**YOUR INSTRUCTIONS**:
Your answer should hold every line of the records below that contains the string "data".

**STUDY MATERIAL**:
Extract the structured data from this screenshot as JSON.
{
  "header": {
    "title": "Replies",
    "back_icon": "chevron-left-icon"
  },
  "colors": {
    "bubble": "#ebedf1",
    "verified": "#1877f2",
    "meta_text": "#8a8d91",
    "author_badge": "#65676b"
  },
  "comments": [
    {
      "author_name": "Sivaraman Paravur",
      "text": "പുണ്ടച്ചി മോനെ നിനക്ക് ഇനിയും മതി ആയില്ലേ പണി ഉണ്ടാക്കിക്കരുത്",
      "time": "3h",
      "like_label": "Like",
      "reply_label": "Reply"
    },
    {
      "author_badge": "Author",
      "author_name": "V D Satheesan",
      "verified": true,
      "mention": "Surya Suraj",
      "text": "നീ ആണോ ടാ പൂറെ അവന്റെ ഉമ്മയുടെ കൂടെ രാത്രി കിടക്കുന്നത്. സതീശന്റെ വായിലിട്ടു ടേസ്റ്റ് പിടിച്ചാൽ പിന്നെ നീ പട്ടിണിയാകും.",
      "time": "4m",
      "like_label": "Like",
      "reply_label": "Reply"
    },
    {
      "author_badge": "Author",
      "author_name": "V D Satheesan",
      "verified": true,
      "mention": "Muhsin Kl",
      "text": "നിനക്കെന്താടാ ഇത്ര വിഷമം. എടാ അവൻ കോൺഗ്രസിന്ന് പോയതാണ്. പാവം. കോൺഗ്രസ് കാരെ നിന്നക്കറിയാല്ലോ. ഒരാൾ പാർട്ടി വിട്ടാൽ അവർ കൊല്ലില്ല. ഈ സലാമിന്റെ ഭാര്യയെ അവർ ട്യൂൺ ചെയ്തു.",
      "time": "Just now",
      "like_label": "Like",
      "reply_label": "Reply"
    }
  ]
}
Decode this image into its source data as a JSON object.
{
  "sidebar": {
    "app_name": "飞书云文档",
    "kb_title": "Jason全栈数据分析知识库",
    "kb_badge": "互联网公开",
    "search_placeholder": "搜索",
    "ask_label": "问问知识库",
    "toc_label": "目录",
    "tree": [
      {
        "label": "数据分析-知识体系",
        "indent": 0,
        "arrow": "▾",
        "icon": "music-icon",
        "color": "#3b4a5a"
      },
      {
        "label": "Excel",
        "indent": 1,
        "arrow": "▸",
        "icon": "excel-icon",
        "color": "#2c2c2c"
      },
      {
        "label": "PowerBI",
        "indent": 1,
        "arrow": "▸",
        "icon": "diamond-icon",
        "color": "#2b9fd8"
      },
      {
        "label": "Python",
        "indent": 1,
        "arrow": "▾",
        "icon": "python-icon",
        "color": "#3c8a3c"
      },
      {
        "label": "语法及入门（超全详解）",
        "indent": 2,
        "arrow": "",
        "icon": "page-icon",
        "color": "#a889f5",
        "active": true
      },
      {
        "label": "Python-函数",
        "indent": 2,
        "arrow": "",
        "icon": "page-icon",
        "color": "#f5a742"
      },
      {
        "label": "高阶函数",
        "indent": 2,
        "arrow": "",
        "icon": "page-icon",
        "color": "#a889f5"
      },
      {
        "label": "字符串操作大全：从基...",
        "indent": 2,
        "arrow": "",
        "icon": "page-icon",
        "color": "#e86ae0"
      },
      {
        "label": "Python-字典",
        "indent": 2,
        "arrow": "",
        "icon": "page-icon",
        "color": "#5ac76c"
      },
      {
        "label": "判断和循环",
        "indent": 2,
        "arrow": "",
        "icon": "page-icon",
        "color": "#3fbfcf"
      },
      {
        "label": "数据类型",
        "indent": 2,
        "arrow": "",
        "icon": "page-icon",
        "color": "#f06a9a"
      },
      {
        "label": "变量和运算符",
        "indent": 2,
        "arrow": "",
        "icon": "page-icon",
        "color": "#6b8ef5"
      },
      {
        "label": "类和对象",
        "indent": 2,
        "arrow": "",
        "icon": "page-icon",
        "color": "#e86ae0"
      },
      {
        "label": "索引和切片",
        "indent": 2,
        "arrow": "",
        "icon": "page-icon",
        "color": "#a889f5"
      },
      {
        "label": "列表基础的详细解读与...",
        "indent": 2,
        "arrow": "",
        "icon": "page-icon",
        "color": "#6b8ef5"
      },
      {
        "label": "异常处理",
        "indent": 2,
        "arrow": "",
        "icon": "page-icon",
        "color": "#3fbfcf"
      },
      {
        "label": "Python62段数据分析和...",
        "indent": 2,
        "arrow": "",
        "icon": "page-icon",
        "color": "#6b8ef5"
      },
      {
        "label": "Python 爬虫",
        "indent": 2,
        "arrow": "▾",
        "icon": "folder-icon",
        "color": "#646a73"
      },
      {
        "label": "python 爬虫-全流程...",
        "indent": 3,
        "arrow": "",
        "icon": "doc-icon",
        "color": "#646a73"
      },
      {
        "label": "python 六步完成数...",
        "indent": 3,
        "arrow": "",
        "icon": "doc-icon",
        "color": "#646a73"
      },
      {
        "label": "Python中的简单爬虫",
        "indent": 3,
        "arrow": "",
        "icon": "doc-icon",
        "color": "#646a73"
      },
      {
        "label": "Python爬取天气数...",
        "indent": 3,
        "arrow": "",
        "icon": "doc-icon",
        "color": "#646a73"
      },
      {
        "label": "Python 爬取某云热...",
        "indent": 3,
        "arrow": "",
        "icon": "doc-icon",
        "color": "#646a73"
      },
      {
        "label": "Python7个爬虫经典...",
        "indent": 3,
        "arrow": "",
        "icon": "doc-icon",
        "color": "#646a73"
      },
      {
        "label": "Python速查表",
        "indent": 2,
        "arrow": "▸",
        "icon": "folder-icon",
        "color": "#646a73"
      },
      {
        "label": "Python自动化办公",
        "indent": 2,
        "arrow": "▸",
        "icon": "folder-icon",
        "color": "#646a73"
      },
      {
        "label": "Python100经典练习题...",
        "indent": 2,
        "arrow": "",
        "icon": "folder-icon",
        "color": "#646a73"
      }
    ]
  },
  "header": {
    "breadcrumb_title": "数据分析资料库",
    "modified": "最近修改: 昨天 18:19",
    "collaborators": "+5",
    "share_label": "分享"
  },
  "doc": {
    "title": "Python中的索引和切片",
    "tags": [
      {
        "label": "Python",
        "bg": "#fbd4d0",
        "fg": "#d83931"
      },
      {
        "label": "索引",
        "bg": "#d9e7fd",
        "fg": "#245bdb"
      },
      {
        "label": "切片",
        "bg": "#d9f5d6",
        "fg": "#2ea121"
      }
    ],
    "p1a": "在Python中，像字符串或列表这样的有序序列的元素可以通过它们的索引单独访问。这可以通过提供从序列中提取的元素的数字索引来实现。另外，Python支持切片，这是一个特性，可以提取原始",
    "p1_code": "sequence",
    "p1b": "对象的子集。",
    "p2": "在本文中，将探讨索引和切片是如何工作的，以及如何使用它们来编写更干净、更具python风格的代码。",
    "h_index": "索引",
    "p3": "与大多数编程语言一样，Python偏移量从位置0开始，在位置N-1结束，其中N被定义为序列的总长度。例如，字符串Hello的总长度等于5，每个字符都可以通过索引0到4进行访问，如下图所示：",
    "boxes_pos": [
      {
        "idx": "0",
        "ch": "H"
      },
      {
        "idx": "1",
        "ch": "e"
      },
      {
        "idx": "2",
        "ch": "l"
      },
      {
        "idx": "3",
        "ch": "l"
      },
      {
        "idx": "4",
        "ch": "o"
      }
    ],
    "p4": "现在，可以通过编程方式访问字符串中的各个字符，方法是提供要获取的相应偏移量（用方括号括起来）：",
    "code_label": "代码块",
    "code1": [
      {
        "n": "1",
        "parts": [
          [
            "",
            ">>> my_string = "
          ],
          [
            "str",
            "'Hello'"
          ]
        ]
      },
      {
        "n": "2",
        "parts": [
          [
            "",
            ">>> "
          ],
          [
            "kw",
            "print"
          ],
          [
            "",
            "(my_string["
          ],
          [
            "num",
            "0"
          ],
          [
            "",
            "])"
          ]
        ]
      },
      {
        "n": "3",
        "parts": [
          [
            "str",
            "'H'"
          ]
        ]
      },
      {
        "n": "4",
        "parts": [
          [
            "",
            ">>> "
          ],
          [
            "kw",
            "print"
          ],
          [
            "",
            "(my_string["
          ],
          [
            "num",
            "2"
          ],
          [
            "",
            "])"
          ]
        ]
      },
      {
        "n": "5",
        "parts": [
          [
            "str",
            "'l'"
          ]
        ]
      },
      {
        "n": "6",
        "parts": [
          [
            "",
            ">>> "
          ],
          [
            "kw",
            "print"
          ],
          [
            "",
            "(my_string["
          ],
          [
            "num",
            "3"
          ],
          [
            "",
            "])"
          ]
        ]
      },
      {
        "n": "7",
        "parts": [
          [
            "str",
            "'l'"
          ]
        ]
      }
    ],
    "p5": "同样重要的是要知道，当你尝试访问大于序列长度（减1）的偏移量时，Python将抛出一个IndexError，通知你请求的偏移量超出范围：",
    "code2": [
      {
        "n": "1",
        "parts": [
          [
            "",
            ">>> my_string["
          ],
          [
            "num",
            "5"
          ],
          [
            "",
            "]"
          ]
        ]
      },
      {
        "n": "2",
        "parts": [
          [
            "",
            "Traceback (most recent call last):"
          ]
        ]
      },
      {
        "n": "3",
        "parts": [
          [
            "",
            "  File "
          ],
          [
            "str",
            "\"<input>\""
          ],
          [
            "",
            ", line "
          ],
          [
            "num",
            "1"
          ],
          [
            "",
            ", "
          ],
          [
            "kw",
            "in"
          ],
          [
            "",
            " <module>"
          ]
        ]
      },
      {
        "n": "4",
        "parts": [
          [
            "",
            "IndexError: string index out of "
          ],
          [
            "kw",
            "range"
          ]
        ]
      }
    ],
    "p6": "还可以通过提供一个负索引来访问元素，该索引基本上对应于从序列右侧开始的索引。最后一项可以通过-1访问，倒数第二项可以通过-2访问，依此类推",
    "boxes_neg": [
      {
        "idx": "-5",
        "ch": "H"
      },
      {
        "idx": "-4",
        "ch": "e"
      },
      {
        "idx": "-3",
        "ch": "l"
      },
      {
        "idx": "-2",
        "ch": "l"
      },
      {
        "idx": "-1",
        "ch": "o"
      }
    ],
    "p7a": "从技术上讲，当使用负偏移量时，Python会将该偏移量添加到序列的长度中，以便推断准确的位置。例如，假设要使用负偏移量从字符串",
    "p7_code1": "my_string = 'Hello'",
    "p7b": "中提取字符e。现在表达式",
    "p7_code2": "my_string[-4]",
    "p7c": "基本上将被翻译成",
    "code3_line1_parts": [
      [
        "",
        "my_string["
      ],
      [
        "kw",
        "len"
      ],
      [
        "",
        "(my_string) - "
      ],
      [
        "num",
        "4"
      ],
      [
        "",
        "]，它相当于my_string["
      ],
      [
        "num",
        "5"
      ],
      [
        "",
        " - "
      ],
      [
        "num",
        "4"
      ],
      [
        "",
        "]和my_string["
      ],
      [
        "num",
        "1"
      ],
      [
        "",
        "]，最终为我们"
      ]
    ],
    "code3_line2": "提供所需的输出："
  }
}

**REPLY**:
Extract the structured data from this screenshot as JSON.
Decode this image into its source data as a JSON object.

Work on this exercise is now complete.